Global warming, El Nino set to make 2007 warmest year on record, experts say

Several climate-change experts are forecasting that 2007 will be the warmest year on record, with fierce weather patterns that could bring drought to Indonesia and leave California under a deluge.

Professor Phil Jones, director of the Climatic Research Unit at the University of East Anglia, said the long-term trend of global warming - blamed for bringing drought to the Horn of Africa and melting the Arctic ice shelf - is set to worsen with the arrival of El Niño, caused by above-average sea temperatures in the Pacific.

“El Niño makes the world warmer and we already have a warming trend that is increasing global temperatures by one- to two-tenths of a degree celsius per decade. Together, they should make 2007 warmer than last year and it may even make the next 12 months the warmest year on record” said Jones

The warning of the escalating impact of global warming was echoed by Jim Hansen, the American scientist who, in 1988, was one of the first to warn of climate change. In an interview with The (UK) Independent, Hansen predicted global warming would run out of control and change the planet for ever unless the rise in carbon emissions is reversed.

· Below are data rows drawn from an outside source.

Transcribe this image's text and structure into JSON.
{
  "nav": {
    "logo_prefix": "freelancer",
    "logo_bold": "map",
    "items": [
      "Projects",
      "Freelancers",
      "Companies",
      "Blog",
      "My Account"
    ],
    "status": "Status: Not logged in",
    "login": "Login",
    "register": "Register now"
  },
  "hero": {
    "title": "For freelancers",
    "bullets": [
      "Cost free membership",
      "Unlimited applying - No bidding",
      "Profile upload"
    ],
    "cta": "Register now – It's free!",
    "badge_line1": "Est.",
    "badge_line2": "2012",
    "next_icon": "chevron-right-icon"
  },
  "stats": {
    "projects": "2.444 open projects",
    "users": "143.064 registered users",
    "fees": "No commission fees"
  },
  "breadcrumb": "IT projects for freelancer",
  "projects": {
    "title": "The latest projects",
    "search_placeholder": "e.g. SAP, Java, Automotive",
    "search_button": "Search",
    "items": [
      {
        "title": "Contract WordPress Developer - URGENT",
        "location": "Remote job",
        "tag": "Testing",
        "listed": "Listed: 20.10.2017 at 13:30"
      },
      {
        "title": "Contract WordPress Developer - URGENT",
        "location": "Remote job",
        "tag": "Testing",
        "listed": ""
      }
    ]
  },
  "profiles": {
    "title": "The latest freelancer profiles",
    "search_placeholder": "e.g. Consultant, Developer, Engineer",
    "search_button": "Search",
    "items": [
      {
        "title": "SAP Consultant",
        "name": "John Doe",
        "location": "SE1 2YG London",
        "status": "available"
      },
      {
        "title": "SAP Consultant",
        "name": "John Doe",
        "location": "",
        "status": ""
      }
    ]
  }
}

Hansen’s call for action is shared by Sir David King, Britain's chief scientific adviser, who said 2006 had shown the “discussion is now over” on whether climate change is happening. Writing in today's Independent, King says it is “essential” a global agreement on emissions is struck quickly: “Ultimately, only heads of state, working together, can provide the new level of global leadership we need to steer the world on a path towards a sustainable and prosperous future. We need to remember: action is affordable - inaction is not.”

The demands came as the UN’s World Meteorological Organization issued a warning that El Niño is already established over the tropical Pacific basin and is set to bring extreme weather from the Americas and south-east Asia to the Horn of Africa for at least the first four months of 2007.



Now, the Pacific has again an El Niño event, albeit a small one, but the autumn 2006 was the warmest for 500 years (Fn.1), and also the December 2006 was unusual warm. More than 25ºC was the temperature difference at New Year Eve in Hamburg this year 2006/07, than back in 1939/40. Was this difference caused by naval war alone, or did also the 1939 El Niño event contributed, as claimed recently in a Nature article ? The article concludes: “The results suggest that the global climate anomaly in 1940 to 1942 – previously poorly documented – constitutes a key period for our understanding of large-scale climate variability and global El Niño effects.” Comparing the weather conditions than and now, the answer to the conclusion would be clearly no. The authors of the referred Nature article received great attention in the international press two years ago. The discussion on the impact of greenhouse gases is getting “hotter” day by day. Should we any longer ignore the huge ‘field experiments’ by naval war during WWI and WWII? We think not. Why were the two following war winters in Europe also arctic? Why was there a period of global cooling for four decades since war winter 1939/40? More at, where you can find a thesis on ‘Naval war Changes Climate’, by Arnd Bernaerts.